These one-year prove it deals give the majority of the upside to the player who can just leave the following offseason. Buffalo would have been wise to get a non-guaranteed second year on the deal. If Johnson plays well in 2019, the Bills could have brought him back on a cheap deal. If Johnson is still bad, the team could have just moved on.

With $29.3 million left in space, Buffalo may look to add more talent to their defense. It is disappointing they weren’t more aggressive in bringing an impact player onto this side of the ball.
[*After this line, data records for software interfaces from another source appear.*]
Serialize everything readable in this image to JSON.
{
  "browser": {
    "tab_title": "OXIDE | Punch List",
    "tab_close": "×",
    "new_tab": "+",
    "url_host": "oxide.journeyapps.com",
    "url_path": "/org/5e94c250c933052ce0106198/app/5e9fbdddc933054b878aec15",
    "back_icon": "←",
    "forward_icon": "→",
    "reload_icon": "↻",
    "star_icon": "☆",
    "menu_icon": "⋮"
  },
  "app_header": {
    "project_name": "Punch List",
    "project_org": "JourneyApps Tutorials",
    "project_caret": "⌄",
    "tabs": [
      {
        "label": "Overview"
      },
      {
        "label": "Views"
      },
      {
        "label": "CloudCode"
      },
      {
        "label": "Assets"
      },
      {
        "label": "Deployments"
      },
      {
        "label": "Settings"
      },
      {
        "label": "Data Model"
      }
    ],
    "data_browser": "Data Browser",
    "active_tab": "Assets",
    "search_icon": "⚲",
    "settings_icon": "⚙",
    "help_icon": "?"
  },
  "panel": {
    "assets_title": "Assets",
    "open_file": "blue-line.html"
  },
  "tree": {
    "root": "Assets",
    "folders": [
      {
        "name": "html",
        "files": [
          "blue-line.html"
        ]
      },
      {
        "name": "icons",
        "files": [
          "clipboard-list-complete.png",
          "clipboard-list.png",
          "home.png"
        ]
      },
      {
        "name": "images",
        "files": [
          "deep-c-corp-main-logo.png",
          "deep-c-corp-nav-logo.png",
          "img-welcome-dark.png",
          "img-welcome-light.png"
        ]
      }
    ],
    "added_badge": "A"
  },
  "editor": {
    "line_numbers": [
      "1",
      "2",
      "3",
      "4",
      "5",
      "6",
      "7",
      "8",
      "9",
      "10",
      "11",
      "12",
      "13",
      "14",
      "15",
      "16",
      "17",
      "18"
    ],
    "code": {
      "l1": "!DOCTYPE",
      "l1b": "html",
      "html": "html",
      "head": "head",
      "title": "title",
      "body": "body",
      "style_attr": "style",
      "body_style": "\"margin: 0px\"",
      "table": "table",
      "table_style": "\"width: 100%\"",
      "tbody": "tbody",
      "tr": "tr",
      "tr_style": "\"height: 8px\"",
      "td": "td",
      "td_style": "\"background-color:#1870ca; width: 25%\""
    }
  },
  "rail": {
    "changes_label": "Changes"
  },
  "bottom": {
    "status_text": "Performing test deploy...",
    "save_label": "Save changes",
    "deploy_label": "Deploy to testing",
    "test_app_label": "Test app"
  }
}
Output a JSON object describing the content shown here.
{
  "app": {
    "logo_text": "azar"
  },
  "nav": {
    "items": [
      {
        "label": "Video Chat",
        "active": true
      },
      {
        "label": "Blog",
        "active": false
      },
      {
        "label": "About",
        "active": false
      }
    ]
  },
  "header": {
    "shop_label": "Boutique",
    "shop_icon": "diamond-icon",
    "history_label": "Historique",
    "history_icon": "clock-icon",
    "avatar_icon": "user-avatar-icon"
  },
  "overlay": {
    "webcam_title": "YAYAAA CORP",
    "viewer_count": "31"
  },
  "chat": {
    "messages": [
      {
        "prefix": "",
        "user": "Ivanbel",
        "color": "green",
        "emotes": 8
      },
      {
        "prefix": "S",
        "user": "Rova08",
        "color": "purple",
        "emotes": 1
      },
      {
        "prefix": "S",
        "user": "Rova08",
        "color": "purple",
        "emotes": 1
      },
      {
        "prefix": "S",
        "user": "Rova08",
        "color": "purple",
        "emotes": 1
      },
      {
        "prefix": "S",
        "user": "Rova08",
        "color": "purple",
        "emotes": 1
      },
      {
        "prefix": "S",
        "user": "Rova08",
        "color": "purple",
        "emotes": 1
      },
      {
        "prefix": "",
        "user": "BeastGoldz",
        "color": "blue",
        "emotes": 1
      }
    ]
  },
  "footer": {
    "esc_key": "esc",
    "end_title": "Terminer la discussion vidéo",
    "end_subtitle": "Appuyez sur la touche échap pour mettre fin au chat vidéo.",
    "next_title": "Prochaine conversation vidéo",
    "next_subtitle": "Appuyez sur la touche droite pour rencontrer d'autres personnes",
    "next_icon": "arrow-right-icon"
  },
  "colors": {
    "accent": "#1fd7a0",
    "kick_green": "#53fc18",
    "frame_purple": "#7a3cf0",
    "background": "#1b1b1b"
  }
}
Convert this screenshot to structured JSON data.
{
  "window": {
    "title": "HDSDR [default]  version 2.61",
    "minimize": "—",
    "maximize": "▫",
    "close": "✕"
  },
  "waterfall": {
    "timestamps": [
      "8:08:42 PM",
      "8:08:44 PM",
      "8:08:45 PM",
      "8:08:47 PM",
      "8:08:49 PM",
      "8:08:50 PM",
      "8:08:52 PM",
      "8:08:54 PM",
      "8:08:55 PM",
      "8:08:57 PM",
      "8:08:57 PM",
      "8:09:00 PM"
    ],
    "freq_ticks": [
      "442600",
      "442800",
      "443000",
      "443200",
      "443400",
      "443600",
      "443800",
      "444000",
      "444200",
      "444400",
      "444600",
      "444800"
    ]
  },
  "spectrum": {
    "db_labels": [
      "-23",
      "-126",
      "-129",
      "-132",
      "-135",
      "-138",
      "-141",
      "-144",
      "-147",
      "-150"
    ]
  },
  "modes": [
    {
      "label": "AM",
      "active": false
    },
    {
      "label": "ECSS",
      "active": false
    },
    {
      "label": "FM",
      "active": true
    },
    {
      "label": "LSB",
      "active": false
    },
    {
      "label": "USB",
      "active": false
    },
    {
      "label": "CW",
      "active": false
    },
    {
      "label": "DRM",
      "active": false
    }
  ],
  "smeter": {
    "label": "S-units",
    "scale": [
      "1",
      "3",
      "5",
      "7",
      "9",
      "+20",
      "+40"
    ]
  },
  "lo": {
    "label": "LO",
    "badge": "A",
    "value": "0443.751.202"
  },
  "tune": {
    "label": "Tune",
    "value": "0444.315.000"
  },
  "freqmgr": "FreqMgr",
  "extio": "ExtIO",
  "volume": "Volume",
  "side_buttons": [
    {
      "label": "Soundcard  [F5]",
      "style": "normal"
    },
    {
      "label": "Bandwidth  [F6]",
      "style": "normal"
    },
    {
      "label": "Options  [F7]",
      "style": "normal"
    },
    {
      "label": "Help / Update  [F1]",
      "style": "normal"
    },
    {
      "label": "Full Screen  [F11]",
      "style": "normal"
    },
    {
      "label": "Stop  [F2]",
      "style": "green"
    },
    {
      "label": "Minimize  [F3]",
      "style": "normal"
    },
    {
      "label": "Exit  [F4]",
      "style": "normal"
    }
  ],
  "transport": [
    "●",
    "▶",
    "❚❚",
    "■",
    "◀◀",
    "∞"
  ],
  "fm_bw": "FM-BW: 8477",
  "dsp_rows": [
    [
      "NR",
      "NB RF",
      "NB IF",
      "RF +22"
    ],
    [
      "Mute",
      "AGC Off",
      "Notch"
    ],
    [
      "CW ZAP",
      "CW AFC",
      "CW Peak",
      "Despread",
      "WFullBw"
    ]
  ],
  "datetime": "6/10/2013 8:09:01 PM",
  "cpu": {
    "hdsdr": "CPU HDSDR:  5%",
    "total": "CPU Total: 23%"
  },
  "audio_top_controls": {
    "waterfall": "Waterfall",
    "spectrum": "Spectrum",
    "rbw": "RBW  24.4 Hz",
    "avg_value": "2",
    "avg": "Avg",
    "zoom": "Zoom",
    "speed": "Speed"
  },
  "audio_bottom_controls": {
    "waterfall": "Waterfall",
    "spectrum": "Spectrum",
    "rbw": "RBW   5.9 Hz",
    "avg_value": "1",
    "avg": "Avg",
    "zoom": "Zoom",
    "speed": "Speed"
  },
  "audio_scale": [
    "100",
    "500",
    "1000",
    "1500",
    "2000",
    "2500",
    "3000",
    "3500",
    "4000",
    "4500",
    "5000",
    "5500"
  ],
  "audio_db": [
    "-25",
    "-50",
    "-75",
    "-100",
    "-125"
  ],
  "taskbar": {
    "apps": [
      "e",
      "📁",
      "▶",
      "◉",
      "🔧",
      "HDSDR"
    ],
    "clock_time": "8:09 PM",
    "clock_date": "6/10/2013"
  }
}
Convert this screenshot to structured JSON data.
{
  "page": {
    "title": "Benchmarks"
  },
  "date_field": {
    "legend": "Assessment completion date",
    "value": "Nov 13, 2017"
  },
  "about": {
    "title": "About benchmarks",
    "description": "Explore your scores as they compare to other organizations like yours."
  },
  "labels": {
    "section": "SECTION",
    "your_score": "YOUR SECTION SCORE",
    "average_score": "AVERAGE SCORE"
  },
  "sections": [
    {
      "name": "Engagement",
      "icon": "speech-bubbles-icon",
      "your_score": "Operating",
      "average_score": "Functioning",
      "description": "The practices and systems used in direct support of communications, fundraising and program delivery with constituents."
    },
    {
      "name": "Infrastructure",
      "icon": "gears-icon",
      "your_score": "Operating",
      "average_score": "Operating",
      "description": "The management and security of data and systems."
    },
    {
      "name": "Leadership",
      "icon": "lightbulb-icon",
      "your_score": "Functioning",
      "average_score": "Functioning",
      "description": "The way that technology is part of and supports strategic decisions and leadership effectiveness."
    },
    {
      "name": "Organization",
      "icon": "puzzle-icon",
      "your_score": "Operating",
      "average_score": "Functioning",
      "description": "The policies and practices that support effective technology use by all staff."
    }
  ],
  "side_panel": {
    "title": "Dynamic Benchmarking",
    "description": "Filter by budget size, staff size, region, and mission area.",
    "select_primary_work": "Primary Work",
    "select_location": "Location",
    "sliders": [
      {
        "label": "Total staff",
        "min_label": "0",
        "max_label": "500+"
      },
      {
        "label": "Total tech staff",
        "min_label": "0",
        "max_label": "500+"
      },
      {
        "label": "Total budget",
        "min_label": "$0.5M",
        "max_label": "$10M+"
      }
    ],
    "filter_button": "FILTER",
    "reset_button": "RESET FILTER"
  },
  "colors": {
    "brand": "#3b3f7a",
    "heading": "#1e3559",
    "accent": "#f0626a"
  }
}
The Bills quietly had the 2nd best defense by DVOA in 2018 and could have truly made this an elite unit had they added someone like Sheldon Richardson or Trey Flowers.

All in All

Buffalo did well to address the offensive line and bring in a weapon for Allen. Conversely, the Long, Beasley, Kroft, and Roberts contracts are either overpays, a poor addition, or both. That money amounts to a wasted opportunity cost as bringing in an elite defensive free agent could have made the Bills an incredible defensive unit.

Buffalo tried to copy the Los Angeles Rams/Chicago Bears model. Those franchises loaded up on offensive lineman and passing game weaponry in the second year of their first-round quarterback’s career. Each team made the playoffs in the corresponding season. For the Rams, further additions ahead of Jared Goff’s third season resulted in a Super Bowl appearance.

The blueprint is there, but it doesn’t seem like the Bills executed it as well as the other two teams. The offensive line and passing game additions made by Buffalo are inferior to those of Los Angeles and Chicago. You can say that there was no receiver in this year’s free agent class as good as Robert Woods or Allen Robison, and you’d be right, but that doesn’t mean you have to go out and overpay other guys. The Brown addition is good, but he isn’t as good as Woods or Robinson.

In a draft year loaded at tight end, a cost-controlled young talent would have been the superior option to greatly overpaying Kroft. The Bills may still target a receiver in the draft, especially since D.K. Metcalf looks like a perfect fit for the franchise.

You can’t blame Beane for trying, and there are good moves in here, but overall this has to be seen as a disappointment given how much money Buffalo had to spend.